Kobe Coverage Chaotic

Kobe coverage chaotic: The rush to get news first forced errors, reports Margaret Sullivan.

“In any major breaking news event, whether a hurricane or a school shooting, you can assume that some of the early coverage will be wrong,” she writes. “The Kobe Bryant story was an especially bad example of that truism.”

 

Canada Media and Royals Clash

Canada media and royals clash: Prince Harry and Meghan Markle warn media about privacy, writes Darcy Schild.

It’s “new territory” for Canadian media and privacy laws, which are “relatively undefined.”

 

Ethics Codes Overhaul

Ethics codes overhaul: Bill Grueskin writes that the digital age needs a new code of ethics.

2020 “ought to be the year that our ethics codes get an overhaul, as journalists face relentless business pressures, relinquish even more control over how our content is distributed and framed and deal with the consequences of anonymity, doxing and transparency. It’s more urgent than ever, as our country becomes increasingly polarized and as trust in the news media remains tepid.”

 

Naming Shooters

Naming shooters: Many media minimized naming the culprit in the Santa Clarita, Ca. school shooting, writes Natalie Yahr. A shift.
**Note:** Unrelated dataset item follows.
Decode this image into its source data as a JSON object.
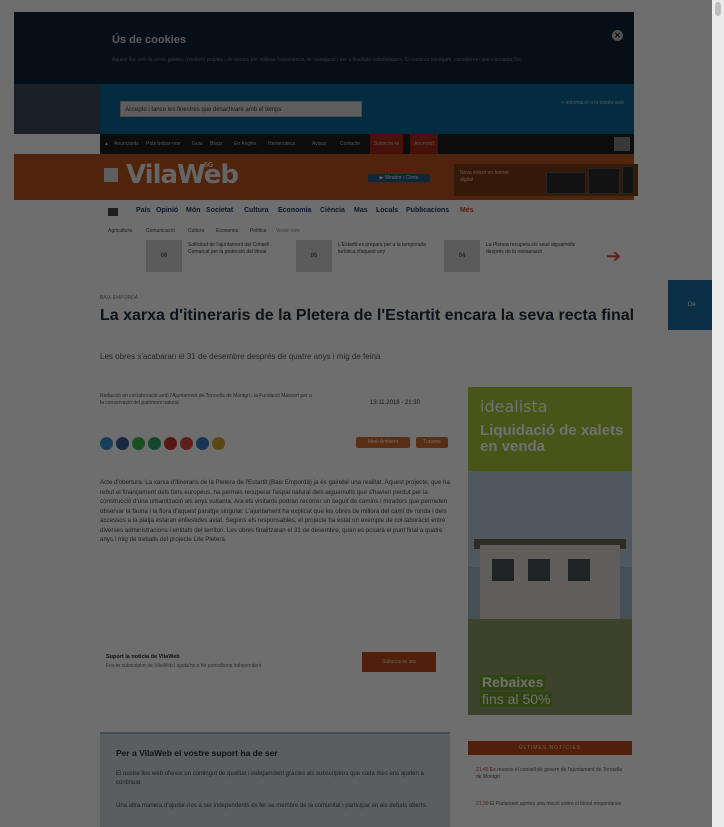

“In response to research suggesting that extensive coverage of these assailants may encourage others to follow suit, many outlets have chosen to devote less coverage to perpetrators and more to victims and to the laws and policies that have not prevents these tragedies.”